» **TASK DIRECTIONS**: Each entry has to be set down again with no alteration.

++++

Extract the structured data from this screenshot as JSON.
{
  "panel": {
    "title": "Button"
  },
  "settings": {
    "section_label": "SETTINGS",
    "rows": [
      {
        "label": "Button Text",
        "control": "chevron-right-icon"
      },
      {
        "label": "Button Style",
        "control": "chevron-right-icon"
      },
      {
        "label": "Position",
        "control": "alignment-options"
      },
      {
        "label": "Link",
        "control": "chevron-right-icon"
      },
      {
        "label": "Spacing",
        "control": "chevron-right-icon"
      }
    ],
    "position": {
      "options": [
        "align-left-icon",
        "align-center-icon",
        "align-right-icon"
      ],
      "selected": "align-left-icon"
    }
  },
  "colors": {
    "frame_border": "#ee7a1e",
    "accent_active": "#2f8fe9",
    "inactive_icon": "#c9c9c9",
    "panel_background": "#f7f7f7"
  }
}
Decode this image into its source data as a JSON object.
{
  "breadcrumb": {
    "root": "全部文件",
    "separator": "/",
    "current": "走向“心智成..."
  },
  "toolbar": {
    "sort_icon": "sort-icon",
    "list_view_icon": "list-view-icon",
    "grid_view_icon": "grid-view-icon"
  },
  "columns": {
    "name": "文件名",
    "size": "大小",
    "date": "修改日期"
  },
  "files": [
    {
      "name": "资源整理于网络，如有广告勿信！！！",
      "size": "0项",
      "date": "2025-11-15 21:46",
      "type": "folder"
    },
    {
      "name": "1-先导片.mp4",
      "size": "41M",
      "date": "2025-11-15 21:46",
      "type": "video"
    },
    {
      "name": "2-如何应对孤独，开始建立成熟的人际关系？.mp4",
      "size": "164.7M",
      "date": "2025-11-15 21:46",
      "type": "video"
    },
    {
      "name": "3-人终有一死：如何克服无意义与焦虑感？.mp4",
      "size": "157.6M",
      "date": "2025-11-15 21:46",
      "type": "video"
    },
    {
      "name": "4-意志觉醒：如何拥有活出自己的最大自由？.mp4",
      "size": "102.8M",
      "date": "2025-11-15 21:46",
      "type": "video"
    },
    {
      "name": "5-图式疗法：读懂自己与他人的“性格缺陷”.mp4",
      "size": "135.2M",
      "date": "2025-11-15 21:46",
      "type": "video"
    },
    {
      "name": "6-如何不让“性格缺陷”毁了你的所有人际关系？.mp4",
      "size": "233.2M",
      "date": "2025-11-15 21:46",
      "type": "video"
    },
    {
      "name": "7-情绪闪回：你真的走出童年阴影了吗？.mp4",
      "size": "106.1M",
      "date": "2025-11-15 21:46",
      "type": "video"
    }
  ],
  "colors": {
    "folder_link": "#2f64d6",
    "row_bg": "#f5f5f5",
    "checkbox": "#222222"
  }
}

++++

» **WRITTEN ANSWER**:
Extract the structured data from this screenshot as JSON.
{
  "panel": {
    "title": "Button"
  },
  "settings": {
    "section_label": "SETTINGS",
    "rows": [
      {
        "label": "Button Text",
        "control": "chevron-right-icon"
      },
      {
        "label": "Button Style",
        "control": "chevron-right-icon"
      },
      {
        "label": "Position",
        "control": "alignment-options"
      },
      {
        "label": "Link",
        "control": "chevron-right-icon"
      },
      {
        "label": "Spacing",
        "control": "chevron-right-icon"
      }
    ],
    "position": {
      "options": [
        "align-left-icon",
        "align-center-icon",
        "align-right-icon"
      ],
      "selected": "align-left-icon"
    }
  },
  "colors": {
    "frame_border": "#ee7a1e",
    "accent_active": "#2f8fe9",
    "inactive_icon": "#c9c9c9",
    "panel_background": "#f7f7f7"
  }
}
Decode this image into its source data as a JSON object.
{
  "breadcrumb": {
    "root": "全部文件",
    "separator": "/",
    "current": "走向“心智成..."
  },
  "toolbar": {
    "sort_icon": "sort-icon",
    "list_view_icon": "list-view-icon",
    "grid_view_icon": "grid-view-icon"
  },
  "columns": {
    "name": "文件名",
    "size": "大小",
    "date": "修改日期"
  },
  "files": [
    {
      "name": "资源整理于网络，如有广告勿信！！！",
      "size": "0项",
      "date": "2025-11-15 21:46",
      "type": "folder"
    },
    {
      "name": "1-先导片.mp4",
      "size": "41M",
      "date": "2025-11-15 21:46",
      "type": "video"
    },
    {
      "name": "2-如何应对孤独，开始建立成熟的人际关系？.mp4",
      "size": "164.7M",
      "date": "2025-11-15 21:46",
      "type": "video"
    },
    {
      "name": "3-人终有一死：如何克服无意义与焦虑感？.mp4",
      "size": "157.6M",
      "date": "2025-11-15 21:46",
      "type": "video"
    },
    {
      "name": "4-意志觉醒：如何拥有活出自己的最大自由？.mp4",
      "size": "102.8M",
      "date": "2025-11-15 21:46",
      "type": "video"
    },
    {
      "name": "5-图式疗法：读懂自己与他人的“性格缺陷”.mp4",
      "size": "135.2M",
      "date": "2025-11-15 21:46",
      "type": "video"
    },
    {
      "name": "6-如何不让“性格缺陷”毁了你的所有人际关系？.mp4",
      "size": "233.2M",
      "date": "2025-11-15 21:46",
      "type": "video"
    },
    {
      "name": "7-情绪闪回：你真的走出童年阴影了吗？.mp4",
      "size": "106.1M",
      "date": "2025-11-15 21:46",
      "type": "video"
    }
  ],
  "colors": {
    "folder_link": "#2f64d6",
    "row_bg": "#f5f5f5",
    "checkbox": "#222222"
  }
}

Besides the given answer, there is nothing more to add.